▶ [Prompt] Could every line below be written out exactly as it appears?

▶ [Data section]

****************

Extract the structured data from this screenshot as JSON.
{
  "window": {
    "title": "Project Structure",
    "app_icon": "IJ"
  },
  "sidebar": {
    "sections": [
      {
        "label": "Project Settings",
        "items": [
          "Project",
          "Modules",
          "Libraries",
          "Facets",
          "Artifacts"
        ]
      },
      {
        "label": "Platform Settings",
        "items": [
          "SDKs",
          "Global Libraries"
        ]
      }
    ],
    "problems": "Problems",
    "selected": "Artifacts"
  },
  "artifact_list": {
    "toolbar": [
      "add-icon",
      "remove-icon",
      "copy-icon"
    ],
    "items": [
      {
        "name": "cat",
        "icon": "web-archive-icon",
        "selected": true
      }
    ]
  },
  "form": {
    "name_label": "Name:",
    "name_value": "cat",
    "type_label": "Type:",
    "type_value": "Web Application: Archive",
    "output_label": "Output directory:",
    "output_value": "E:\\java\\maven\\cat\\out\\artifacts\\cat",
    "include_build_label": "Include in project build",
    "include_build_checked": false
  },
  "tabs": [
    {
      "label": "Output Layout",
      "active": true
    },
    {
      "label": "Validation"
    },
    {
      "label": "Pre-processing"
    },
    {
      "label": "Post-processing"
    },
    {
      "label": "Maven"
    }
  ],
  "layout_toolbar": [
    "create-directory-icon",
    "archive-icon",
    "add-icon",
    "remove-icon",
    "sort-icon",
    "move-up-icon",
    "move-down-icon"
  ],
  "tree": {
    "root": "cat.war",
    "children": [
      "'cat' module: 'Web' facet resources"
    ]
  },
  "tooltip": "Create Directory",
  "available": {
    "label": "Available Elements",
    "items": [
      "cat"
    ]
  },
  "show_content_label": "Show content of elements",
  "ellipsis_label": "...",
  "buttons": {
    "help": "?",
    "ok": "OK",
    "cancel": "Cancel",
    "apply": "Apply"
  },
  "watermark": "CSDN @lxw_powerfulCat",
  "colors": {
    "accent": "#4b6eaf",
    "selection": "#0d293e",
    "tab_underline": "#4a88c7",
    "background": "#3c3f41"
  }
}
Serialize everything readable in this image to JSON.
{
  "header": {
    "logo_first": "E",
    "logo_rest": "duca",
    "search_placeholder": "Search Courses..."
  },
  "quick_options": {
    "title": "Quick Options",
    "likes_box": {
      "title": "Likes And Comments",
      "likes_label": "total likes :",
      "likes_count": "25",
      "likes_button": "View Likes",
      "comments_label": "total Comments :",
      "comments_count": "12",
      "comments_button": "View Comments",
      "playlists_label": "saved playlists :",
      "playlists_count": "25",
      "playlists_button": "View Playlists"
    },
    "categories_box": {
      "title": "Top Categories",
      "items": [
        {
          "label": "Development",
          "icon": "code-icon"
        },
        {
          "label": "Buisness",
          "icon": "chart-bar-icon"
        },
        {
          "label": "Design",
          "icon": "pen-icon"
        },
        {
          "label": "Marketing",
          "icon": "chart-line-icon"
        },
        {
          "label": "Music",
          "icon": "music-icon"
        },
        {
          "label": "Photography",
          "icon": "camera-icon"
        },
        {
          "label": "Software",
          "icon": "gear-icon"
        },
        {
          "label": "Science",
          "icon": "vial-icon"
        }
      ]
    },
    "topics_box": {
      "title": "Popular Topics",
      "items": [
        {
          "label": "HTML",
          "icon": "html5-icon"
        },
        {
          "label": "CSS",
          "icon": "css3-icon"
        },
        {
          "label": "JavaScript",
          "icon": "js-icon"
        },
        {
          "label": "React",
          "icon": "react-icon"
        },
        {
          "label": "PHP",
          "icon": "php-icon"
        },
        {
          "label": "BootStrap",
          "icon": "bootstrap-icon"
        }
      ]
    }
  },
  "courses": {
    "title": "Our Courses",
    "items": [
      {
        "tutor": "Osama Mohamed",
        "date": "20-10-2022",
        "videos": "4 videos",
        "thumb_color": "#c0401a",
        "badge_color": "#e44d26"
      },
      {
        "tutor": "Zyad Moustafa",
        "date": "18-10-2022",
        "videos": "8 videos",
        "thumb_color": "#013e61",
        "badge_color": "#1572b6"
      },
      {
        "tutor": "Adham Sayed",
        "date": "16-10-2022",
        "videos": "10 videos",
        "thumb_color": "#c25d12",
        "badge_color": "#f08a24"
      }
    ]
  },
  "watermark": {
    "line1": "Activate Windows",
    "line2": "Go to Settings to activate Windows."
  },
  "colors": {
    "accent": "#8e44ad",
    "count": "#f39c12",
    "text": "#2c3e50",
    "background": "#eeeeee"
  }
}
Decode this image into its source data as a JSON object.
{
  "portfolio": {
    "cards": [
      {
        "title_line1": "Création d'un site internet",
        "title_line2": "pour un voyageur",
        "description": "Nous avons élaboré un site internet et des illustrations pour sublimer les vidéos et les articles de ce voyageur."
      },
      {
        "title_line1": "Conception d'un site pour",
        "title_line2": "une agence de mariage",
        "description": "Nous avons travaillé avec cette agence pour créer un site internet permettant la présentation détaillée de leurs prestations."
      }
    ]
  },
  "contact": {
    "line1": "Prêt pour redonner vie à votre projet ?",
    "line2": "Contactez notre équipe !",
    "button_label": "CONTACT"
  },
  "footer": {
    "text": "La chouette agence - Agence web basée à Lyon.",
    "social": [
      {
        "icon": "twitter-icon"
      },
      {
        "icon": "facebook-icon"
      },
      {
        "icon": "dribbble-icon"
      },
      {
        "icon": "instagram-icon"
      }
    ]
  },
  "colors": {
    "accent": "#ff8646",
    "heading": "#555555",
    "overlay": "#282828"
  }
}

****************

▶ [Solution to this exercise]
Extract the structured data from this screenshot as JSON.
{
  "window": {
    "title": "Project Structure",
    "app_icon": "IJ"
  },
  "sidebar": {
    "sections": [
      {
        "label": "Project Settings",
        "items": [
          "Project",
          "Modules",
          "Libraries",
          "Facets",
          "Artifacts"
        ]
      },
      {
        "label": "Platform Settings",
        "items": [
          "SDKs",
          "Global Libraries"
        ]
      }
    ],
    "problems": "Problems",
    "selected": "Artifacts"
  },
  "artifact_list": {
    "toolbar": [
      "add-icon",
      "remove-icon",
      "copy-icon"
    ],
    "items": [
      {
        "name": "cat",
        "icon": "web-archive-icon",
        "selected": true
      }
    ]
  },
  "form": {
    "name_label": "Name:",
    "name_value": "cat",
    "type_label": "Type:",
    "type_value": "Web Application: Archive",
    "output_label": "Output directory:",
    "output_value": "E:\\java\\maven\\cat\\out\\artifacts\\cat",
    "include_build_label": "Include in project build",
    "include_build_checked": false
  },
  "tabs": [
    {
      "label": "Output Layout",
      "active": true
    },
    {
      "label": "Validation"
    },
    {
      "label": "Pre-processing"
    },
    {
      "label": "Post-processing"
    },
    {
      "label": "Maven"
    }
  ],
  "layout_toolbar": [
    "create-directory-icon",
    "archive-icon",
    "add-icon",
    "remove-icon",
    "sort-icon",
    "move-up-icon",
    "move-down-icon"
  ],
  "tree": {
    "root": "cat.war",
    "children": [
      "'cat' module: 'Web' facet resources"
    ]
  },
  "tooltip": "Create Directory",
  "available": {
    "label": "Available Elements",
    "items": [
      "cat"
    ]
  },
  "show_content_label": "Show content of elements",
  "ellipsis_label": "...",
  "buttons": {
    "help": "?",
    "ok": "OK",
    "cancel": "Cancel",
    "apply": "Apply"
  },
  "watermark": "CSDN @lxw_powerfulCat",
  "colors": {
    "accent": "#4b6eaf",
    "selection": "#0d293e",
    "tab_underline": "#4a88c7",
    "background": "#3c3f41"
  }
}
Serialize everything readable in this image to JSON.
{
  "header": {
    "logo_first": "E",
    "logo_rest": "duca",
    "search_placeholder": "Search Courses..."
  },
  "quick_options": {
    "title": "Quick Options",
    "likes_box": {
      "title": "Likes And Comments",
      "likes_label": "total likes :",
      "likes_count": "25",
      "likes_button": "View Likes",
      "comments_label": "total Comments :",
      "comments_count": "12",
      "comments_button": "View Comments",
      "playlists_label": "saved playlists :",
      "playlists_count": "25",
      "playlists_button": "View Playlists"
    },
    "categories_box": {
      "title": "Top Categories",
      "items": [
        {
          "label": "Development",
          "icon": "code-icon"
        },
        {
          "label": "Buisness",
          "icon": "chart-bar-icon"
        },
        {
          "label": "Design",
          "icon": "pen-icon"
        },
        {
          "label": "Marketing",
          "icon": "chart-line-icon"
        },
        {
          "label": "Music",
          "icon": "music-icon"
        },
        {
          "label": "Photography",
          "icon": "camera-icon"
        },
        {
          "label": "Software",
          "icon": "gear-icon"
        },
        {
          "label": "Science",
          "icon": "vial-icon"
        }
      ]
    },
    "topics_box": {
      "title": "Popular Topics",
      "items": [
        {
          "label": "HTML",
          "icon": "html5-icon"
        },
        {
          "label": "CSS",
          "icon": "css3-icon"
        },
        {
          "label": "JavaScript",
          "icon": "js-icon"
        },
        {
          "label": "React",
          "icon": "react-icon"
        },
        {
          "label": "PHP",
          "icon": "php-icon"
        },
        {
          "label": "BootStrap",
          "icon": "bootstrap-icon"
        }
      ]
    }
  },
  "courses": {
    "title": "Our Courses",
    "items": [
      {
        "tutor": "Osama Mohamed",
        "date": "20-10-2022",
        "videos": "4 videos",
        "thumb_color": "#c0401a",
        "badge_color": "#e44d26"
      },
      {
        "tutor": "Zyad Moustafa",
        "date": "18-10-2022",
        "videos": "8 videos",
        "thumb_color": "#013e61",
        "badge_color": "#1572b6"
      },
      {
        "tutor": "Adham Sayed",
        "date": "16-10-2022",
        "videos": "10 videos",
        "thumb_color": "#c25d12",
        "badge_color": "#f08a24"
      }
    ]
  },
  "watermark": {
    "line1": "Activate Windows",
    "line2": "Go to Settings to activate Windows."
  },
  "colors": {
    "accent": "#8e44ad",
    "count": "#f39c12",
    "text": "#2c3e50",
    "background": "#eeeeee"
  }
}
Decode this image into its source data as a JSON object.
{
  "portfolio": {
    "cards": [
      {
        "title_line1": "Création d'un site internet",
        "title_line2": "pour un voyageur",
        "description": "Nous avons élaboré un site internet et des illustrations pour sublimer les vidéos et les articles de ce voyageur."
      },
      {
        "title_line1": "Conception d'un site pour",
        "title_line2": "une agence de mariage",
        "description": "Nous avons travaillé avec cette agence pour créer un site internet permettant la présentation détaillée de leurs prestations."
      }
    ]
  },
  "contact": {
    "line1": "Prêt pour redonner vie à votre projet ?",
    "line2": "Contactez notre équipe !",
    "button_label": "CONTACT"
  },
  "footer": {
    "text": "La chouette agence - Agence web basée à Lyon.",
    "social": [
      {
        "icon": "twitter-icon"
      },
      {
        "icon": "facebook-icon"
      },
      {
        "icon": "dribbble-icon"
      },
      {
        "icon": "instagram-icon"
      }
    ]
  },
  "colors": {
    "accent": "#ff8646",
    "heading": "#555555",
    "overlay": "#282828"
  }
}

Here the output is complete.